The last place I went during my summer vacation was Kobe. I love Kobe so much that I have chosen it as my patron city in Japan. It's a gorgeous town full of interesting buildings, foreign culture and history. Moreover, it has the dude who said he could fix my cracked phone for cheap. We decided to make an event of the trip and stay one night in a hotel there. The drive takes a few hours, and making it twice in a day can be tiresome. Especially since we wanted to play around on Mt. Rokko, which is kind of a resort spot/tourism area. It's a mountain complex full of various destinations that sits just outside of Kobe proper, so you can see the city splayed out beneath you. The first thing we checked out when we arrived was a huge music box museum, and we arrived just in time for the concert. That sounds dreadfully boring, I know, but actually it was cool to see the machines wind up and activate. These were not your grandmother's music boxes, either; the biggest of them occupied the entire back wall of the room and stretched almost to the vaulted ceiling. It had lights and doors that opened to reveal stuff and it was quite a show. I was chosen to crank one of the smaller boxes as well. It was like being one of those street performers with the hand crank carts. "See the wonders of the magic orb! See the future! Find your spouse! Buy a cure all tonic for 5 cents!"
View of Kobe from Mt. Rokko
On the first night that we arrived, we set out to find "The smaho DR", or less engrishified, the smart phone doctor. The GPS said it was only a 5 minute walk, but we got twisted around in the many brightly-lit underground mall passageways we went through and we ended up being a little late. Nevertheless, after we pushed the buzzer to be escorted up by the illustrious doctor, a young punk appeared in knee high boots and with a ridiculous haircut that could have been "fashion" or could have just been a mistake. I concocted a fantasy in which this man was the doctor's estranged son come home at last, and the graying old patriarch welcomed him just as he was, knee high boots and all, because being apart for so long had taught the doctor about acceptance and so he softened his hard-line stance. I imagined the reunion: the young punk walking in and dropping his bag full of boots. The doctor, bent over his work, yells out "We're closed", but then he hears the CLOMP CLOMP on wood and he mutters "No, it can't be". He stands up and chortles as he sees his son for the first time in XX years. And the whole thing is captured on 30 or so broken smartphone cameras, their flashes going off with varying degrees of intensity and timing.
I'm jarred from my fantasy by the chime of the bell. We left the elevator YP ushered us inside The Doctor's workshop. Some music I recognized was playing from a small speaker, and various products were on display around a tiny shop that was a converted apartment. YP turned to us and raised his eyebrows as if to say, "The doctor is in. What can I do for you today?" Atsumi negotiated while I nursed my prejudices in the corner. I should have known there would be no kindly Geppetto. Just Dr.Youngpunk and my incredulity, captured on 30 or so broken smart phone cameras.

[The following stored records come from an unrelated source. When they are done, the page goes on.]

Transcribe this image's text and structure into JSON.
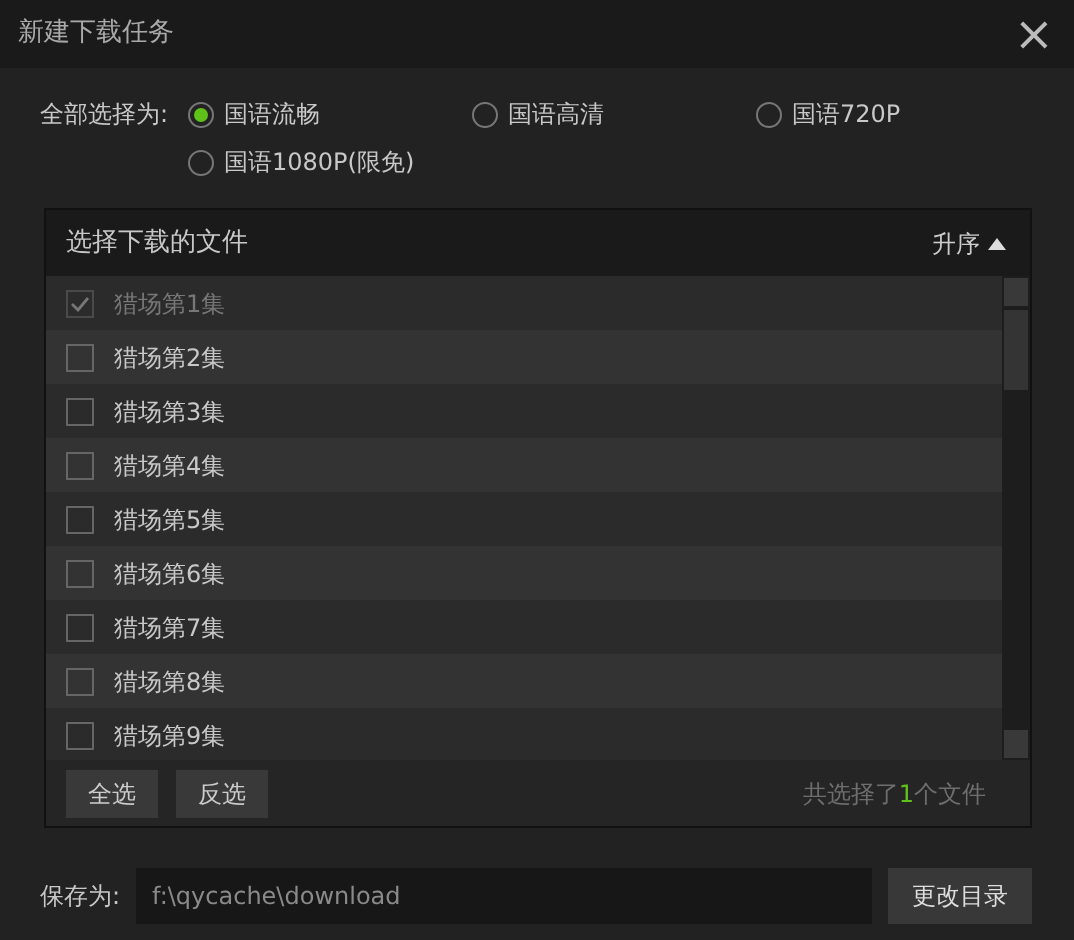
{
  "window": {
    "title": "新建下载任务",
    "close": "×"
  },
  "quality": {
    "label": "全部选择为:",
    "options": [
      {
        "label": "国语流畅",
        "selected": true
      },
      {
        "label": "国语高清",
        "selected": false
      },
      {
        "label": "国语720P",
        "selected": false
      },
      {
        "label": "国语1080P(限免)",
        "selected": false
      }
    ]
  },
  "files": {
    "title": "选择下载的文件",
    "sort": "升序",
    "items": [
      {
        "name": "猎场第1集",
        "checked": true,
        "disabled": true
      },
      {
        "name": "猎场第2集",
        "checked": false,
        "disabled": false
      },
      {
        "name": "猎场第3集",
        "checked": false,
        "disabled": false
      },
      {
        "name": "猎场第4集",
        "checked": false,
        "disabled": false
      },
      {
        "name": "猎场第5集",
        "checked": false,
        "disabled": false
      },
      {
        "name": "猎场第6集",
        "checked": false,
        "disabled": false
      },
      {
        "name": "猎场第7集",
        "checked": false,
        "disabled": false
      },
      {
        "name": "猎场第8集",
        "checked": false,
        "disabled": false
      },
      {
        "name": "猎场第9集",
        "checked": false,
        "disabled": false
      }
    ],
    "buttons": [
      "全选",
      "反选"
    ],
    "summary": {
      "prefix": "共选择了",
      "count": "1",
      "suffix": "个文件"
    }
  },
  "save": {
    "label": "保存为:",
    "path": "f:\\qycache\\download",
    "button": "更改目录"
  }
}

From the Ferris wheel
The next day we went down to Harborland and walked around the expansive mall there and took in the sights around the harbor. It was oppressively hot still, and we had to frequently duck into crowded shops to cool off. I tried to work up the nerve to actually buy stuff, and she took me around and showed me Ghibli shops and clothing stores, electronics stores and book stores, the whole gamut of normal mall fare (except the Ghibli stuff). But by far my favorite thing was getting to see the harbor and the sea from the top of an air conditioned Ferris wheel.
After we left Harborland, we hit the trail back home. I convinced Atsumi to play the hold your breath game with me since we passed through so many tunnels. Wow.